Andrew Scott was killed at his home at the Blueberry Hill apartments on July 15, 2012, during a search for a suspect in Leesburg.
Sheriff’s deputies knocked on Scott’s door at 1:30 a.m. after finding the suspect’s motorcycle int he parking lot. Scott, not the suspect, was watching TV with his girlfriend, Miranda Mauck.
Mauck said Deputy Richard Sylvester never identified himself as a law enforcement officer, so Scott had a gun when answering the strange, middle of the night knock on the door. He violated no laws and was pointing his gun down at the floor when he opened the door. The killer shot 6 times, hitting Scott with 4 of the shots.
Mauck and Scott’s family, Amy Young and John Scott, sued Sylvester and then-Sheriff Gary Borders, claiming Scott’s Constitutional rights had been violated.
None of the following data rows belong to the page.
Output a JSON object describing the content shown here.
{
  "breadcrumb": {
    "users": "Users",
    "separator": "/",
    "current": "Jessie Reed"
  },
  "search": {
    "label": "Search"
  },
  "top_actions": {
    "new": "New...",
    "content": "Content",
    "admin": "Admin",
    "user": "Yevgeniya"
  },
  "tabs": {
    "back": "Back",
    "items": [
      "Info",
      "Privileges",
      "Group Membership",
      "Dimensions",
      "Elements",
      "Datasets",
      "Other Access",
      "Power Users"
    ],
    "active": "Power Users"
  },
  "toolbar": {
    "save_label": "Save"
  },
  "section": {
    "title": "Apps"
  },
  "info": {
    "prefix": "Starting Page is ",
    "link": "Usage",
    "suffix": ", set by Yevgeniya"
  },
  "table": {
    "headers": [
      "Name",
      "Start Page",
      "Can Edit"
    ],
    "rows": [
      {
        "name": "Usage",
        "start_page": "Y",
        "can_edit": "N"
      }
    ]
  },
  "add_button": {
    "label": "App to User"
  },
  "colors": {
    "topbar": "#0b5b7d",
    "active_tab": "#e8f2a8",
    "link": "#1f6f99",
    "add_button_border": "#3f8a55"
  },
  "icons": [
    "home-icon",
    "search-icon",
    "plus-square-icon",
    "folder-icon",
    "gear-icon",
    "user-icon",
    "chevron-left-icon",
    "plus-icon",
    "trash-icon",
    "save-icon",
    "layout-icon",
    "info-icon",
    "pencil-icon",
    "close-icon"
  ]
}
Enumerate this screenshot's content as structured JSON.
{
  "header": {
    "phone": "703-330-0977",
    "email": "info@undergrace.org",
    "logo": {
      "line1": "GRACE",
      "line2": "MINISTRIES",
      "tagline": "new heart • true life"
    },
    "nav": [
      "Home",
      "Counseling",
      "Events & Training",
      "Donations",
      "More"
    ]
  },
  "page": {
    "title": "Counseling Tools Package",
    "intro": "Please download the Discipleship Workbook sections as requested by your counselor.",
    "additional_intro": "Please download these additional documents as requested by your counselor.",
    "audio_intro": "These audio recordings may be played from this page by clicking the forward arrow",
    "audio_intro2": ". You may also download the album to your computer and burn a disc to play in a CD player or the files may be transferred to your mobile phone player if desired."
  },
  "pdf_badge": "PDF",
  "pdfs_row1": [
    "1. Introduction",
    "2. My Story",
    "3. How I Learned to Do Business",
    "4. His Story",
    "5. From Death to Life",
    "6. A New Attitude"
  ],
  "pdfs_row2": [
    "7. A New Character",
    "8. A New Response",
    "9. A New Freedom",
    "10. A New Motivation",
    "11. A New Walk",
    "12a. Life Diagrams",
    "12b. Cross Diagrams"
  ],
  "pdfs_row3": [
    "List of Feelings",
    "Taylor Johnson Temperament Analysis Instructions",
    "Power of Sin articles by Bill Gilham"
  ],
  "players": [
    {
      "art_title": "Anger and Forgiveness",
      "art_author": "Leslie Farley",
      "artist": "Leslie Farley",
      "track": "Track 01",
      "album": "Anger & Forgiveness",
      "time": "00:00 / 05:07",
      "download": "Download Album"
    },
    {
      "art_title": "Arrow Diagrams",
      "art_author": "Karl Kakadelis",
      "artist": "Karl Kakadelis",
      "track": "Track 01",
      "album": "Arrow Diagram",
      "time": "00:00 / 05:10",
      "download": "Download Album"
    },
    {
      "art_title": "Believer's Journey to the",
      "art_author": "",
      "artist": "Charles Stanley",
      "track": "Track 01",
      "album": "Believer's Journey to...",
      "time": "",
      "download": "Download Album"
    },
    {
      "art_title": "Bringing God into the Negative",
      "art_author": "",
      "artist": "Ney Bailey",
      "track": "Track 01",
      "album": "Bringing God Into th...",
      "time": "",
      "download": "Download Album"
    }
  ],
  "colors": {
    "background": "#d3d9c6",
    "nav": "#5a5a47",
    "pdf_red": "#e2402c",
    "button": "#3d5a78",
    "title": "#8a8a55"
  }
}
Borders said deputies were required to identify themselves if they were serving a warrant, but not if they were knocking on a door requesting assistance or getting information. That was also true, he said, if a deputy “is seeking a suspect who may be in the dwelling but (the officer) does not intend to enter the dwelling forcibly.”
The district court judge blamed the victim for the police officer’s actions and ruled that police can kill people who choose to use their constitutional right to be safe in their own home.
Scott’s gun was obviously just to deter people, if he had intended to actually kill someone, the cop would be dead and Scott would be in jail. Instead, Scott is dead and the killer was not punished.
“By any measure, this is a tragic case,” U.S. District Judge Anne C. Conway wrote in her ruling in September 2014. “The court sympathizes with Plaintiff’s loss. The court also understands the sentiment held by some in the community who believe that an innocent person who answered a late-night knock at his door was needlessly killed by police. But Andrew Scott made a fateful decision that night: He chose to answer his door with a gun in his hand. That changed everything. That is the one thing that — more than anything else — led to this tragedy.”
Sylvester claimed Scott was pointing his gun in his face, so the cop feared for his life and was reasonable to kill the man, according to the ruling.
The deputy would have us believe he was such an amazing quick draw, they he was able to draw his weapon, aim, and fire before the man he feared was able to simply pull a trigger.
The Supreme Court, which typically does not give reasons for declining cases, declined to review the case. The 11th District Court of Appeals also rejected an appeal.
So the killer cop will face no criminal or civil consequences for killing an innocent man in his own home.